Well, the intention, devised to burn off some christmas excess and get my walking legs back for a Snowdon trip in early feb, was to do the 10 mile Dove Stone reservoir/s and Chew Valley circular.
But in truth it was more a Dove Stone and associated reservoirs meander.. about 3 hours / 5.9 miles or so of mostly low-level walking in dreich weather. And I realised at one point that I hadn’t allowed enough time to do the whole thing in those conditions (it was a bit of a last-minute decision to do it on the day and we had set off later than we should have). So Brodie and I didn’t get to scale the ‘tops’ this time round but still had a good yomp.
The route I had planned to take was one I found on the ever excellent Viewranger site – I have the phone app so I can download data files and then follow a route using OS maps on my phone. This particular route with waypoint descriptions was written for Walking World by Barry Smith (I didn’t attempt the initial walking across water part)..

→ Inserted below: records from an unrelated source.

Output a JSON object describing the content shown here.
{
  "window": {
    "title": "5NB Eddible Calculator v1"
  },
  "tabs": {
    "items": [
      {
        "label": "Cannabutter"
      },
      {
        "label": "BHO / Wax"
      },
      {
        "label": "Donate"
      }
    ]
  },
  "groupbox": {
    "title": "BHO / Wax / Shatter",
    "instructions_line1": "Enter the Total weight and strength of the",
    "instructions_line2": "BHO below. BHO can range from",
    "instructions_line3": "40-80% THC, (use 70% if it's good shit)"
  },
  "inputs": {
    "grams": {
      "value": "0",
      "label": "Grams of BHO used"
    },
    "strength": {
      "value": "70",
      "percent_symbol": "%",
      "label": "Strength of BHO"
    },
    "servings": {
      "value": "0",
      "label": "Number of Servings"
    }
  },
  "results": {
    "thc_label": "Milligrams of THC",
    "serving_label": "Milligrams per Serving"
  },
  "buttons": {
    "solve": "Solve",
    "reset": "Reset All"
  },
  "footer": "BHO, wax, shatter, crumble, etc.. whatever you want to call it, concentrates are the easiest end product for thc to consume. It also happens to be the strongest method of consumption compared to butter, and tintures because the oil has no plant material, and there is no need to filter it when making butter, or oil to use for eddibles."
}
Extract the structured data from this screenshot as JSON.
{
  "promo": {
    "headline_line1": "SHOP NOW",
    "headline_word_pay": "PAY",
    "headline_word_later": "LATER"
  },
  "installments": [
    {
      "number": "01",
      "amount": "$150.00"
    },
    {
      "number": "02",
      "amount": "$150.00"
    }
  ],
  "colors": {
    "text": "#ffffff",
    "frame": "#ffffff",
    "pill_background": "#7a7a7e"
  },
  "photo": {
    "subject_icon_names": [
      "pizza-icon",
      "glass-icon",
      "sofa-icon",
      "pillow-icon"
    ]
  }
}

As you can see it’s about 9-10 miles and would have got us up on to Raven Stones* brow and the tops to get great views over this part of the peak district.
But it was yucky weather (constant drizzle, some sporadic sleet as we started to get some height then back to drizzle) with low cloud which meant slow going. And the path on the section where you need to navigate up the waterfalls of Greenfield Brook / Birchen Clough had been eroded by a recent landslide. I didn’t fancy navigating up the series of waterfalls and their slippy stones, so it meant a curtailed outing.
*By the way – a tally of the various Raven Stones in different parts of Saddleworth is described (along with lovely photos, as always) on Andy Hemingway’s website.
Here’s the route I actually took:
We started from down in the car park of Dove Stone Reservoir. I’m struck by how different the amenities here are compared to the similar daisy chain of reservoirs in the Wessenden Valley. Lots of parking, bins and toilets over at Dove Stone. Testament to how much closer to major conurbations (so having to accommodate more visitors) this string of reservoirs and associated walks are? Or to the investment put into encouraging people to get out and enjoy themselves. The area is a joint management venture between RSPB and United Utilities I think. (http://www.rspb.org.uk/reserves/guide/d/dovestone/about.aspx)
Paradoxically, arriving at Dove Stone feels like the start of an altogether more genteel trip out but the views upwards that you get from down on the reservoir paths highlight altogether more impressive crags and cliffs, more so than Wessenden. Both have their appeal of course.
Rather than stick to the main path that hugs the first reservoir (Dove Stone itself) we headed uphill and towards some quarries and meandered about a while before cutting back through a wooded area to rejoin the path.
There were quite a lot of folk out in jeans and trainers, walking dogs or just having a stroll but we saw fewer people (in fact none by the end) as we headed past Yeoman Hey and Greenfield Res and got into chunkier country.
By the time we got to the waterfalls at Greenfield Brook it was sleeting a bit. The off-piste meander along the quarries and then through the wood had used up more time that I realised – and it would take another 3 hours or so if we did the whole route. That, the landslip and crappy weather made me somewhat reluctantly turn back. I didn’t get any complaints from the hound 🙂
One to complete in a better weather and allowing for more time!